Study material —
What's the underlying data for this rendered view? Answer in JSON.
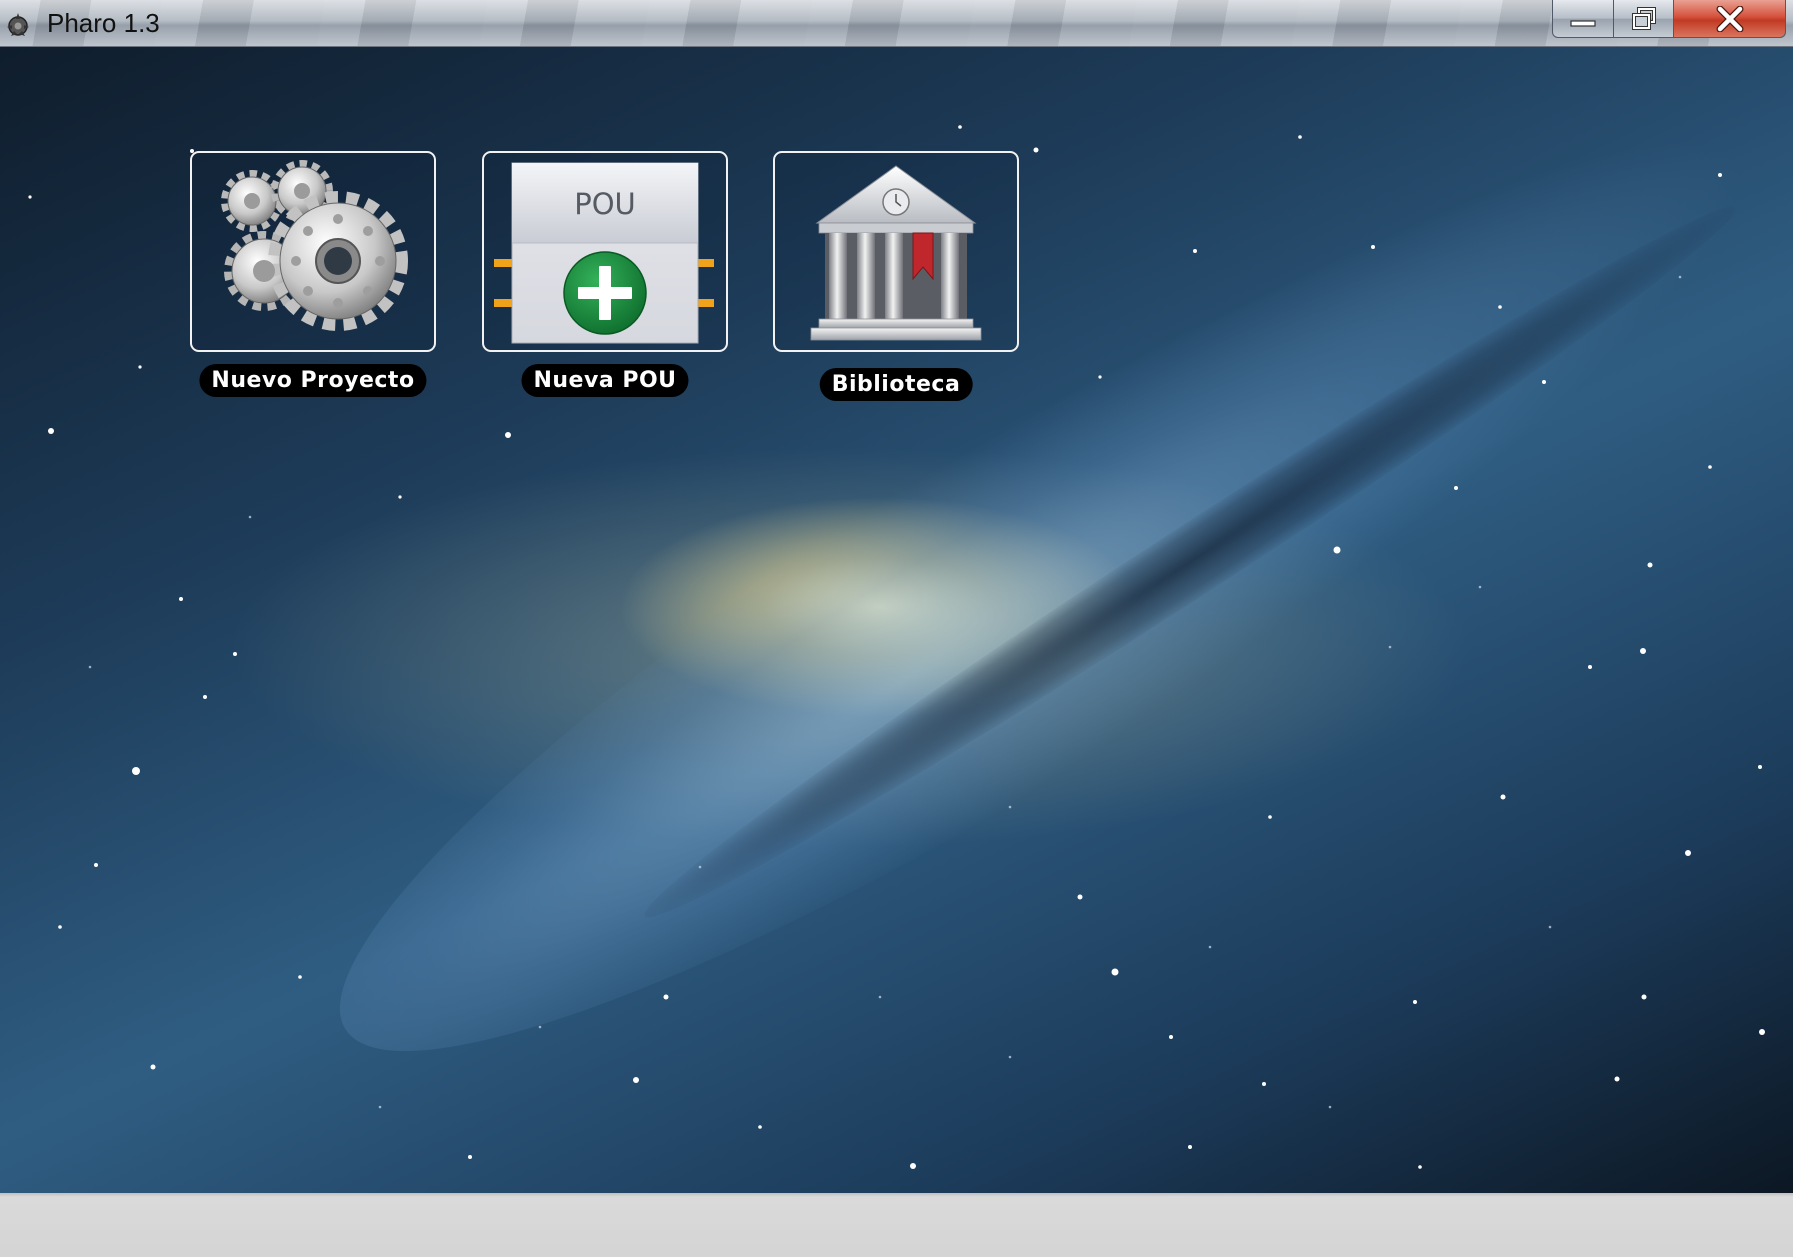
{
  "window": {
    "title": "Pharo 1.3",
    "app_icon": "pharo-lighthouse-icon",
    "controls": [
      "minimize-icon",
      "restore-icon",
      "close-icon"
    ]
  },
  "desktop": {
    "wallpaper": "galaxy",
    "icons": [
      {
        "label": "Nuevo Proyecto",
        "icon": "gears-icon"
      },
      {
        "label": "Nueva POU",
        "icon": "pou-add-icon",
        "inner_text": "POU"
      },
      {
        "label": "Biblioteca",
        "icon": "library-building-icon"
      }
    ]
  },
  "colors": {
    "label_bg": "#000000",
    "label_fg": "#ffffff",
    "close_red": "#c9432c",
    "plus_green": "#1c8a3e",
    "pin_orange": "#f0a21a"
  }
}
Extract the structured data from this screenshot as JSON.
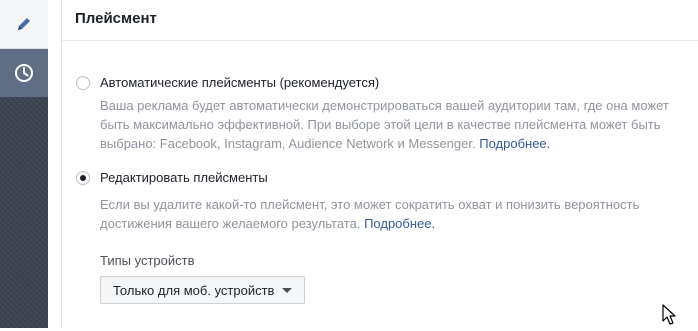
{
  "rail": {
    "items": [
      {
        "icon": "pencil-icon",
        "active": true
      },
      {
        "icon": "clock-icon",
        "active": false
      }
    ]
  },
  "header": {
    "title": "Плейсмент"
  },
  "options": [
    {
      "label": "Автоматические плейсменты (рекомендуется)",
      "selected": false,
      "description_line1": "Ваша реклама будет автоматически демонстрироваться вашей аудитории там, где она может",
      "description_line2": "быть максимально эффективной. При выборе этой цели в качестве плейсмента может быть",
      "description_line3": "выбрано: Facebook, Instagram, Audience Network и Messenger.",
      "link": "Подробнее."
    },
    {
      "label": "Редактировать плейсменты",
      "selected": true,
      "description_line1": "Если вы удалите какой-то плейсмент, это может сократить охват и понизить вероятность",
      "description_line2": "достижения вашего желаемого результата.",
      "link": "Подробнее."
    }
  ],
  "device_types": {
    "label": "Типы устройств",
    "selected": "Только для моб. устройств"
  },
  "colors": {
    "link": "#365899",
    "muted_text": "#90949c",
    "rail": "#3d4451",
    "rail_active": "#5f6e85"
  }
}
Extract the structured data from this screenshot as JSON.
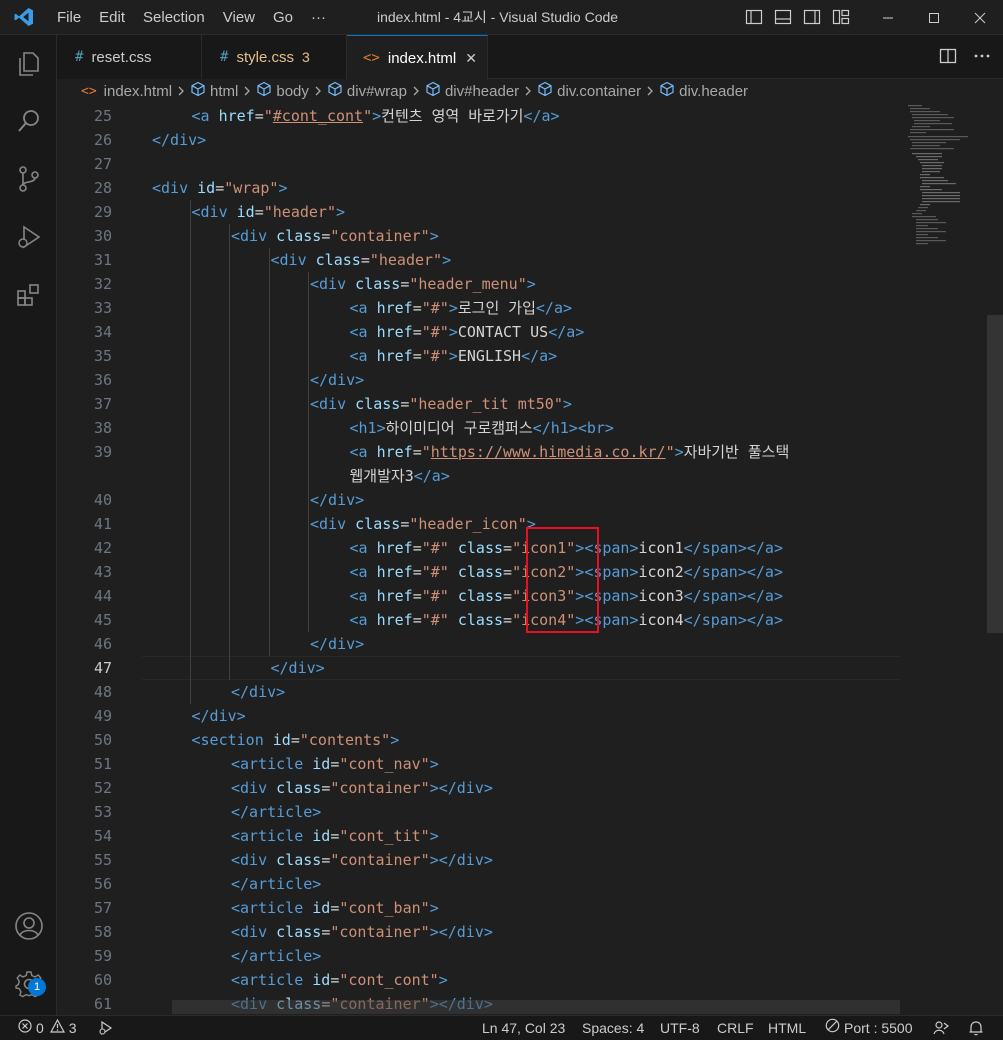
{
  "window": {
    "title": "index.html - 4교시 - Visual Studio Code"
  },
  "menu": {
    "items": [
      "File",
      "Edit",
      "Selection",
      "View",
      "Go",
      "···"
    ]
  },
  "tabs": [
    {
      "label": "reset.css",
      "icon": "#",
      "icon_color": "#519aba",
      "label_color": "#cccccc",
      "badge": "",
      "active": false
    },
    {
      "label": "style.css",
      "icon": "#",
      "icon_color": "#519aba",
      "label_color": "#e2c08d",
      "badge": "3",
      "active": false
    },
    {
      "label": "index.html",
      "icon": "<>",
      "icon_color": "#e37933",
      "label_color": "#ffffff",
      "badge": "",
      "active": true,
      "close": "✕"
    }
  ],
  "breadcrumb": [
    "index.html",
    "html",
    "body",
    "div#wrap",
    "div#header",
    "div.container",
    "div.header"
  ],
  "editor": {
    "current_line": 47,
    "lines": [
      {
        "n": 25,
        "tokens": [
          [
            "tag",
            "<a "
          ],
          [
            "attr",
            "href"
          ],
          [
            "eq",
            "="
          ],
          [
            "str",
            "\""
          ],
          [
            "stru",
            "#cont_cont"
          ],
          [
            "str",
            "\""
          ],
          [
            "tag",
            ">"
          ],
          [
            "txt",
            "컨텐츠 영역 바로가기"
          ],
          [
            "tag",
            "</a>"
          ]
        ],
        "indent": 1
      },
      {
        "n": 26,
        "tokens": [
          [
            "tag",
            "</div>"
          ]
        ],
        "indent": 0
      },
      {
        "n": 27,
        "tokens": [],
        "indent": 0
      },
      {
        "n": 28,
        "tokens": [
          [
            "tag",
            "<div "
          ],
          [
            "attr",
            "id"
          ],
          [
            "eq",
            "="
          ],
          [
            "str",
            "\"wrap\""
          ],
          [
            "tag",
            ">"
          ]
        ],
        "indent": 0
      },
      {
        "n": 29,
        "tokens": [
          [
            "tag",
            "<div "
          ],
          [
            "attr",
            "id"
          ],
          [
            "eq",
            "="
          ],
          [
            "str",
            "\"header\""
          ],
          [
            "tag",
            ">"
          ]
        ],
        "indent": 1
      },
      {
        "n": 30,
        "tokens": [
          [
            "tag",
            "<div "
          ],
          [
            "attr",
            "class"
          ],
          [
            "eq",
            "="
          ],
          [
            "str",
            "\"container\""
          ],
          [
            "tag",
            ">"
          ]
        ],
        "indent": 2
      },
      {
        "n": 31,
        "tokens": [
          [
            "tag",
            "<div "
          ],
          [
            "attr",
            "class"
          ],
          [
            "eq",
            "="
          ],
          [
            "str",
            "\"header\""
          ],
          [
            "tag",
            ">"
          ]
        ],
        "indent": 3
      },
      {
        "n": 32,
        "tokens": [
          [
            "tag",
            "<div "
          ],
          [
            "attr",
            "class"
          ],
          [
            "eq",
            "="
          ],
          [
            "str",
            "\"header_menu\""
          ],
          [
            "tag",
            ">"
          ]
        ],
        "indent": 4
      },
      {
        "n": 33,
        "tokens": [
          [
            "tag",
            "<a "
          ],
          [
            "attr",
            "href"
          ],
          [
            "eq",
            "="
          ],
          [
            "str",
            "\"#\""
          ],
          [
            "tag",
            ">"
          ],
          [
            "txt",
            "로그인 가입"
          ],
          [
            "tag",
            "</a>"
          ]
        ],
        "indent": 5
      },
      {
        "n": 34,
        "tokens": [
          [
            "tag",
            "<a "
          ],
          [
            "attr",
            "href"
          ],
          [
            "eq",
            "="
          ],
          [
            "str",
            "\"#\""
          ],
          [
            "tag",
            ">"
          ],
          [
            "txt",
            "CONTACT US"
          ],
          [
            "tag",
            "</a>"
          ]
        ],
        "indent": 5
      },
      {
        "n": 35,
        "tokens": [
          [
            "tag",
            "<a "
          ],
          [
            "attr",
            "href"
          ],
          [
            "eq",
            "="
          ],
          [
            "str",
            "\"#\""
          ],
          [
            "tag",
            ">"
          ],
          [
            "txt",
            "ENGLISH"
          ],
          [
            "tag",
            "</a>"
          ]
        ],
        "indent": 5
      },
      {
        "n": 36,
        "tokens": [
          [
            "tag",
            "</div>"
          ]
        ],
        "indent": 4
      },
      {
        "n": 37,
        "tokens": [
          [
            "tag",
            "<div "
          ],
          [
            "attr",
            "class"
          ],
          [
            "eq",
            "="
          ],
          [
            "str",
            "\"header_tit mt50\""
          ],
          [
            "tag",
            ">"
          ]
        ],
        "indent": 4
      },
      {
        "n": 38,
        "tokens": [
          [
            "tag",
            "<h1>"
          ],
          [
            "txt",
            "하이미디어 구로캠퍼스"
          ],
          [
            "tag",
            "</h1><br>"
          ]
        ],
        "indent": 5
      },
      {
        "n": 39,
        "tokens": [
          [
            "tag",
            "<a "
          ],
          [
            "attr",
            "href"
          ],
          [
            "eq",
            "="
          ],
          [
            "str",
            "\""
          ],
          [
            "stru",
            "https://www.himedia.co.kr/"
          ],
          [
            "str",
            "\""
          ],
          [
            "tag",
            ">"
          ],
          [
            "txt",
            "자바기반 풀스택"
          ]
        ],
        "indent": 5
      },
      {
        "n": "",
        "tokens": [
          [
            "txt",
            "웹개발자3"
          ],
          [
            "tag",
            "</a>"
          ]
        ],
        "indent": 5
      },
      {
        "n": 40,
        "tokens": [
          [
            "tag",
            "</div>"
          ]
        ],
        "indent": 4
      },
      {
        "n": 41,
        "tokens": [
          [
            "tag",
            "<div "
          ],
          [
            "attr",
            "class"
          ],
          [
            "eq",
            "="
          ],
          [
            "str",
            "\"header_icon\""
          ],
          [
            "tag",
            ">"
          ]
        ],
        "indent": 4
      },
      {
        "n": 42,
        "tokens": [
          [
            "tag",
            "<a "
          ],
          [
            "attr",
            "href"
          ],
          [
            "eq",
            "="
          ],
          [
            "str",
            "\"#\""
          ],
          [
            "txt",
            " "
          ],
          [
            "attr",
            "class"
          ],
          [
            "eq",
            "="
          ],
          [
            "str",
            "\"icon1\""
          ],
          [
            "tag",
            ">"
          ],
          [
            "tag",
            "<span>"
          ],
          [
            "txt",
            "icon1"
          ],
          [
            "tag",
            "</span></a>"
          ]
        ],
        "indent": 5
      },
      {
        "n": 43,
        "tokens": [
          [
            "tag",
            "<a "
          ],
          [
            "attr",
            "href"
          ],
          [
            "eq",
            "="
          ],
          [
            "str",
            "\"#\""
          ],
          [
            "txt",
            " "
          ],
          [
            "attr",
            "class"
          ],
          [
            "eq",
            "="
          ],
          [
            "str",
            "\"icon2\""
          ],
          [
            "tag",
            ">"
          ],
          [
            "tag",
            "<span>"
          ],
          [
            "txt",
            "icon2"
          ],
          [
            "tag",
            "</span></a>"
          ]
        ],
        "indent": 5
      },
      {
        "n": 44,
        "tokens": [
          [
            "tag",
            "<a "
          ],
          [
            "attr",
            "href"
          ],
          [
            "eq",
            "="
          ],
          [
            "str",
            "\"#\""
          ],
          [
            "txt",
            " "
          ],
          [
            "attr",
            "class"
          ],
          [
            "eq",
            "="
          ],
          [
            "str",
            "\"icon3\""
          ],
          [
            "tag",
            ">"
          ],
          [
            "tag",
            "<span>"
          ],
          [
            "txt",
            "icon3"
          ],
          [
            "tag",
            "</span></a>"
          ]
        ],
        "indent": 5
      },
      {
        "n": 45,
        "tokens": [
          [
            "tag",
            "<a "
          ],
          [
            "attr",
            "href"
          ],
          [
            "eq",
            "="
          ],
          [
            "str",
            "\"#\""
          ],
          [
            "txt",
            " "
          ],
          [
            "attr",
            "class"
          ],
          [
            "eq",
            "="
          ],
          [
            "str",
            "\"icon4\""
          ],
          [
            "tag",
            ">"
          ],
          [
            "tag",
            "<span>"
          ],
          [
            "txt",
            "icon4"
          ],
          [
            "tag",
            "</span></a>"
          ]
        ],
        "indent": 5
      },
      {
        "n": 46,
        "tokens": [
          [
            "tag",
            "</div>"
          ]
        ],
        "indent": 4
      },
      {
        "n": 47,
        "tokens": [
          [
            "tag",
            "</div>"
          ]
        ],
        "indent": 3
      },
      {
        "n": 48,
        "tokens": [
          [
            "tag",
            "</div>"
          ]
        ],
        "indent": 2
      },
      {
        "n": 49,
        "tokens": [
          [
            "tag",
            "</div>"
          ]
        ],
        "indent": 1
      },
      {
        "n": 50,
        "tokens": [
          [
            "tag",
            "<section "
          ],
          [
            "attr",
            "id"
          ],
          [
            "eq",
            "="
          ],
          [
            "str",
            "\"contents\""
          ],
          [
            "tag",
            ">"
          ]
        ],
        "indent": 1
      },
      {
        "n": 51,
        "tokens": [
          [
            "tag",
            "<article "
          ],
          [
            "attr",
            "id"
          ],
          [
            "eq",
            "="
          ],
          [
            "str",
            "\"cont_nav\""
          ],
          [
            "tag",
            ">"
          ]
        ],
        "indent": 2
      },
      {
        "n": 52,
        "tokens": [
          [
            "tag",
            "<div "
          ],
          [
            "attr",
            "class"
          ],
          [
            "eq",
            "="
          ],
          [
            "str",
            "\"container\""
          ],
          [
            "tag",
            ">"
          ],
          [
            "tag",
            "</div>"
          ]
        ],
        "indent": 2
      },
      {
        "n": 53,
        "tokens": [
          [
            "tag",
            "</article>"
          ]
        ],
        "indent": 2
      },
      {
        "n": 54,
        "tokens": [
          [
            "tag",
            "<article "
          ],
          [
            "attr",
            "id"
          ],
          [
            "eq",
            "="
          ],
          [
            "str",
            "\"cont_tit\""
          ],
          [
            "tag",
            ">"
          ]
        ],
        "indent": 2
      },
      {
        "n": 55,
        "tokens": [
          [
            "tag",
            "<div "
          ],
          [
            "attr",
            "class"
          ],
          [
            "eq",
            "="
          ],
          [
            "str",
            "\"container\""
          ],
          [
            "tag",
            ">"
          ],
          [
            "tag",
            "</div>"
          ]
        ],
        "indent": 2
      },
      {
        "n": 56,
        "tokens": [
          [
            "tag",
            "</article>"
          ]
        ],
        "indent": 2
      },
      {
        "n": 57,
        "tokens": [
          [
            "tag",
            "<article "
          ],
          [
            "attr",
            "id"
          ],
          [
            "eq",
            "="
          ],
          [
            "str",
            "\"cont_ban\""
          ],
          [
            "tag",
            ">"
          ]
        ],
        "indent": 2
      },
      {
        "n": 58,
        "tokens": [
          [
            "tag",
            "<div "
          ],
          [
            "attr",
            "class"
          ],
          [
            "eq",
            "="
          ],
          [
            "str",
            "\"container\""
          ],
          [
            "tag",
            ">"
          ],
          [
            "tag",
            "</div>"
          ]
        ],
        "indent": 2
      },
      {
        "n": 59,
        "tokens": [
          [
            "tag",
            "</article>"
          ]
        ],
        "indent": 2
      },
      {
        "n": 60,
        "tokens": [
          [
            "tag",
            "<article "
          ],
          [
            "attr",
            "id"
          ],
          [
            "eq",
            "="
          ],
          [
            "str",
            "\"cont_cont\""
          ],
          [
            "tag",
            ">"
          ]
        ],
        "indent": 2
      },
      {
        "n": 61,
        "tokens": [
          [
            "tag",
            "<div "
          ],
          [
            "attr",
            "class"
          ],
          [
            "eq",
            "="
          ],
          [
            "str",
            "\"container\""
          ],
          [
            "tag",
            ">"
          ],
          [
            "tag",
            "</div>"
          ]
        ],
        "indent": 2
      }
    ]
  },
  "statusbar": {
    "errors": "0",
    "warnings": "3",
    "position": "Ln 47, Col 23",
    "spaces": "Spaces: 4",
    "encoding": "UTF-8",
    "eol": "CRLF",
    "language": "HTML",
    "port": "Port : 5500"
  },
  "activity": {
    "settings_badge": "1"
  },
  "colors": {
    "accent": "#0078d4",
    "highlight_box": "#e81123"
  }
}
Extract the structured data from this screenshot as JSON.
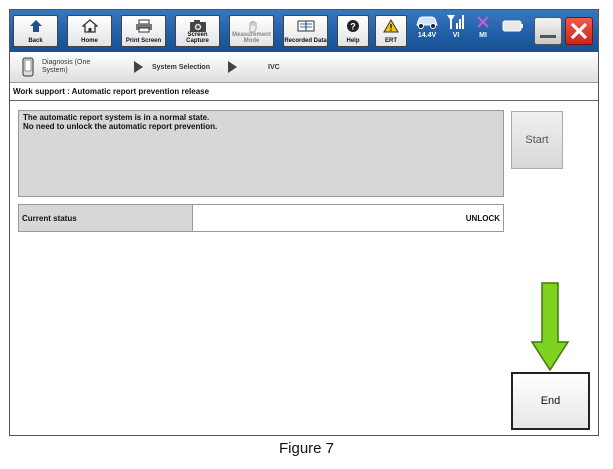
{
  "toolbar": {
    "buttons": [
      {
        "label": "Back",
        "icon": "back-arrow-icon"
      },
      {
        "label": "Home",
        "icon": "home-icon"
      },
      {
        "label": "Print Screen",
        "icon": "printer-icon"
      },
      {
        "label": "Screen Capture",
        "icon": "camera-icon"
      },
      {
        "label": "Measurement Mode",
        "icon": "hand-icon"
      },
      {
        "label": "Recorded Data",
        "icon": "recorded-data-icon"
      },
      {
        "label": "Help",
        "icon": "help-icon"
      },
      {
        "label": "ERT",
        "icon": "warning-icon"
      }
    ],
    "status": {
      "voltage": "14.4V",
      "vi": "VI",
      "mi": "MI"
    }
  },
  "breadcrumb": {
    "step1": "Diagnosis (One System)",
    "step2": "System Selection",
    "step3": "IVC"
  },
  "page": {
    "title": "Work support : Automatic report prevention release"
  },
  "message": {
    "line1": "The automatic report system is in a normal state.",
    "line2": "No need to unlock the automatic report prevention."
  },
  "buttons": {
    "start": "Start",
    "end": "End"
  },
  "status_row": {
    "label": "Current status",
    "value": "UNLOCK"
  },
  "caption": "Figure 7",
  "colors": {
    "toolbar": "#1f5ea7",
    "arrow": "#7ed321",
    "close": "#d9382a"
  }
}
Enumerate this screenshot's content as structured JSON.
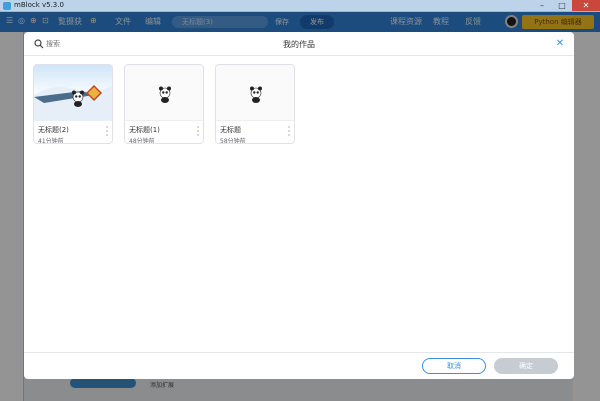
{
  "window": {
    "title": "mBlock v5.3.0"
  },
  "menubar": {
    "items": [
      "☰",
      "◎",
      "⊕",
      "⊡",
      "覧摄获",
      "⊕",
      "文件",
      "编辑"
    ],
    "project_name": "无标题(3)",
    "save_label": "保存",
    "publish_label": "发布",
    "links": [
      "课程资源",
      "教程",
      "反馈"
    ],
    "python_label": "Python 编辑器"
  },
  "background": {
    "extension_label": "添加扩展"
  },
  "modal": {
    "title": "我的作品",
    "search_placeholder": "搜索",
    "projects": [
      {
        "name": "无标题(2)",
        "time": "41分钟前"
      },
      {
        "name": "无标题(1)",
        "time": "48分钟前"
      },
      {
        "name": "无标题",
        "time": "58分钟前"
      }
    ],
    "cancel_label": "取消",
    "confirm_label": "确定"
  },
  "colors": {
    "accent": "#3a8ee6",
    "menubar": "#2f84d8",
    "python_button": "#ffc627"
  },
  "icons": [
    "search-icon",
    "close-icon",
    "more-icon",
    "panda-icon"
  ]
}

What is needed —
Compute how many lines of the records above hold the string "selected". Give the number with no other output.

Reply to the exercise —
3